Educrats’ oft regurgitated mantra is “students must be taught how to think.” Here is another example of educratic swill. We are all expected to display gratefulness for educratic guidance on thinking. All the crawling, walking, running, climbing, talking, and imagining is certainly not evidence of thinking, right? So thinking exclusively commences the very first day of attendance at an educratic institution, after the bell rings of course.

The brain does not come with a user’s guide so the educratic system provides us one, god be praised. Long live the queen. Long live the king. Whatever.

Why do we continue to accept the doctrine of perpetual education solutions spewing forth from the capitol-city?

Evidence for this belief system is found in the debates occurring among talking heads on mega-corporate media channels, individual rantings on personal media, political punditry, and dialogue at local school board meetings. The finger of blame and hope always points to D.C, or the state capitol. All problems and solutions flow from the failings or fortitude of the current regime, so go the arguments. We are fools.

We long ago abdicated full local control of our schools by swallowing the siren song of leveraging fiscal efficiencies through state contracts, state bargaining, state textbooks, and federal grants too. As the money slithers up the chain of control, do does local authority and control.

Learning occurs one mind at a time. Each learner comes in many flavors, with different passions, different interests, varied attention spans, language forte, family circumstance, strengths, and weaknesses.

Creating central education models from afar is a vestigial practice from the bowels of the industrial revolution and seeded by Prussian soldier-prepping practices. Educrats appointed to committees in faraway places are no more learned or enlightened than seasoned local professionals. The capitol-city educrats are very often much less experienced teachers, or not even teachers at all. And the capitol-city educrats certainly do not reflect local community culture and values.

Capitol-city committee members are far removed from little Sally Smith and her teacher Juanita Perez. Perez and her support team in the local schoolhouse share years of experience, community ties, even generational relationships with parents and students.

Perez and her teammates have experience, certifications, degrees, and training galore, often way more than necessary (because of educratic mandates). The local team can do just fine coaching, guiding, and motivating little Sally’s learning without capitol-city committee intrusion, thank you very much.

More succinctly, Perez and little Sally thrive when the capitol-city educrats remove their long beaks from the local schoolhouse. Educrats, stay the hell away!

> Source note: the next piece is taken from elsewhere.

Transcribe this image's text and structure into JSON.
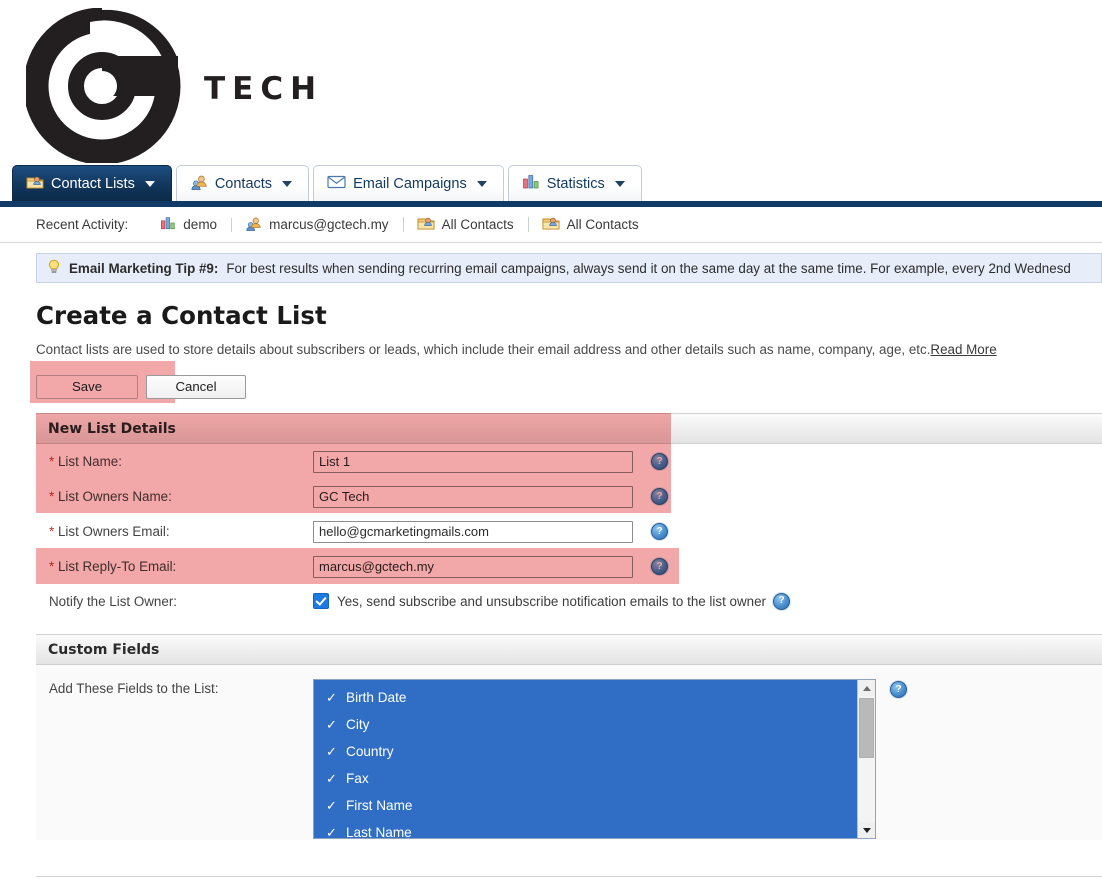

Cancelling capitol-city micro-management frees the marvelous talent in the trenches to devise amazing learning innovations. When creative and entrepreneurial freedom blossoms and thrives, innovation and discovery can bubble away where it should, in the classroom, home, teachers, and students.

The best and brightest approaches, ideas, and practices can arise from the hundreds of thousands of communities and exceptional minds across the country, available for dissemination and adoption.

Every schoolhouse and every classroom is a potential learning innovation incubator, but only if we jettison the one-size-fits-all-top-down educratic micro-management culture. Learning improvement is only possible if we the people change our way of thinking.

We must stop petitioning the centralized rulers for answers and solutions.  We must staunchly dis-invite the capitol-city educrats from managing local schoolhouses,. We must send the educrats back into the classrooms, some of them at least. Many of them need to find new professions. We must recapture local fiscal control.

Elected officials and their appointees are the people’s servants, not the reverse.

Is  more local control a perfect solution, heck no, there are none, get over it.

But one-size-fits-all creates one-mistake-for-everyone, and it’s sure as hell not working folks. The centralized approach is dysfunctional, and it has long been broken.

It is time to change our thinking, call out the educrats and kick them out of our classrooms. And we must demand our local money back.

“Copyright © 27MAR17 by Steven A. Schwab”